In the beginning, there was Wizardry. No, not the very beginning because someone had to come around and invent the Apple ][ first, but when it comes to home computer role-playing games, it is difficult to get older than the first Wizardry game. Richard Garriott had not written Akalabeth, the precursor to Ultima. Might and Magic and The Bard’s Tale were both half a decade in the future. No, if you wanted to find a multi-character dungeon crawl, you were stuck with Wizardry.
The amazing thing is, it has aged pretty well. It’s damned difficult, but at this point not impossible. I have played through the first level (of ten, I believe); read on for my thoughts so far.
Over on Coat of Many Colors, I have just posted Part 3 of my incredibly delayed look at the Jewish holiday of Purim: the End of Haman. (You might also be interested in parts one or two.) It is as close at the Bible gets to commenting on government bureaucracy gone crazy as the King of Persia is unable to countermand his own order to kill all the Jews and instead must order the Jewish citizens to fight back. A great story, no matter what time of year it is.
You all realize, of course, we cannot succeed against the Daleks alone? – The Doctor
After an action-packed outing last time, Doctor Who switches into a different gear for “The Expedition.” This episode does a great job closing up plot threads and setting the table for the conclusion of this serial. At times, that makes this episode more like “The Exposition” than an “Expedition”, but it is fine. These classic episodes of Doctor Who do like to breathe, but I am not finding the pacing to be too far off at all. Not “modern” Doctor Who, of course– but it does not need to be.
We have some fantastic interaction between the main cast as they debate how far they should go to get home, some sensible strategizing, and closure on a Dalek subplot. On to the recap!
Over on Coat of Many Colors, I have started a brief series on everyone named Joseph in the bible, in honor of my grandfather and namesake. The first of this is an obscure musician-prophet in the time of King David. I wrote a post about him, as well as his very famous (for biblical musicians) father. Read all about Asaph the Psalmist (and his son Joseph) right here.
If that isn’t interesting enough, it also features a character named “Heman” who, as far as I can tell, does not have the Power of Greyskull.
“Make no attempt to capture them. They are to be exterminated. You understand? Exterminated.” – The Daleks
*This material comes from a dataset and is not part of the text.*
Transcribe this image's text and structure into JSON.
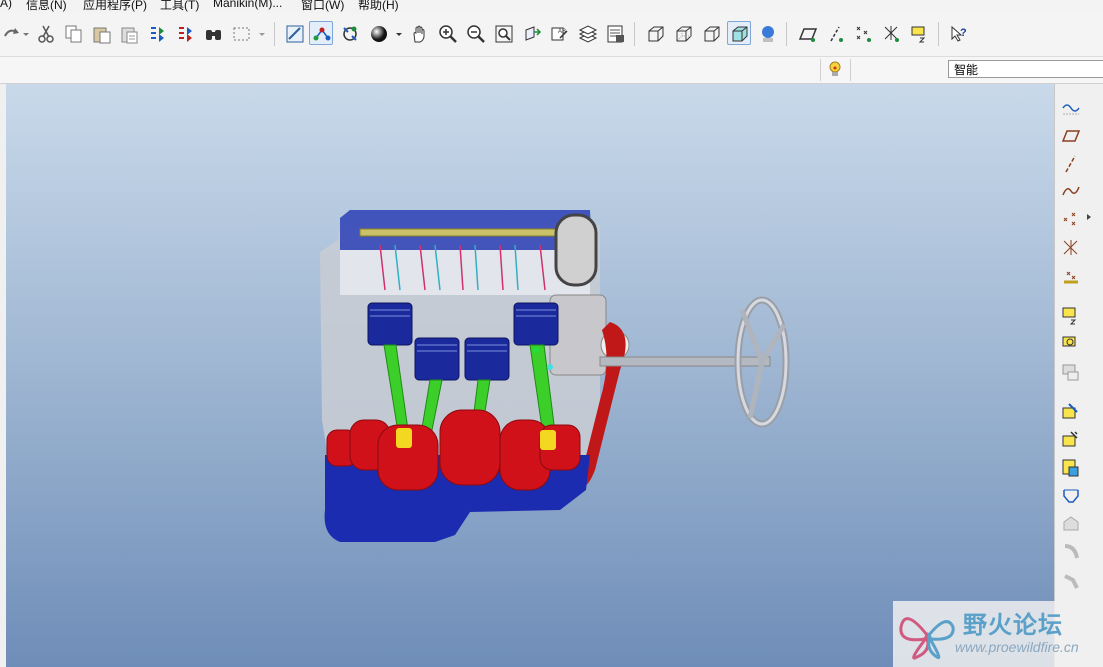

This episode was fantastic. We had two great action scenes, the Daleks did not act particularly stupid this time, and the plot came full circle with the re-introduction of the TARDIS’s “fluid link”. Better yet, this episode finally sees the Daleks getting scary. I suspect the challenge will be keeping up the tension as we have three episodes left in this arc, but I try to keep remembering that the original viewers did not know how many episodes were left.
Even more important to the history of the show, this episode marks the very first use of the Dalek catch-phrase, “Exterminate!” On to the recap.
New post over at Coat of Many Colors, “Our Amazing Book of Psalms“. An analysis of the introductory texts to each of the 150 psalms.
Well, don’t you know about the Daleks? – Susan
Three episodes into The Daleks and we finally get some action! This episode also gives us the Thals for the first time, a perfect race of beautiful people that make inappropriate comments about sixteen-year old girls. Doctor Who is finding its feet still in these early stories, but I do not believe that you have to be a mature show to know that insinuating that a 35-year old man has the hots for a 16-year old woman is a bad idea.
That transgression aside, this is a nice episode that finally moves the plot forward while establishing several new characters. On to the recap.
Falmouth is a town in Barnstable County, Massachusetts and is the south-westernmost town on Cape Cod. It is to the east of Buzzards Bay and to the north of Nantucket Sound with the Elizabeth Islands extending from it to the southwest. The original Indian name for the area was Suckanessett but it was first settled by a group of Quaker sympathizers in 1660. The settlement was incorporated as the town of Falmouth in 1686.
It’s time you faced up to your responsibilities. You got us here. Now I’m going to make sure that you get us back. – Ian
I can see already that one of the challenges facing “classic” Doctor Who will be the pacing of the serials. The adventure with the cave-people completed in a brisk three-episodes, but The Daleks will be seven when it is done. While the first episode did a great job setting the status quo of the series, the second episode tries to include the key exposition to get us hooked on this serial– and it mostly succeeds– but we realize in the end that we have not made it very far.
After a brief cameo at the end of the last episode, the Daleks are introduced here properly. They are not quite the Daleks that we know from the later series, but the introduction is done well enough. They are a deadly foe, but perhaps one that is somewhat more devious than their blunt-instrument counterparts later. On to the recap.
Eastham is a town in Barnstable County, Massachusetts, on Cape Cod. Originally called the Nawsett (or Nauset) Indian Territory, Eastham once encompassed much of the western cape including territory now held by Brewster, Chatham, Harwich, Orleans, Provincetown, Truro, and Wellfleet.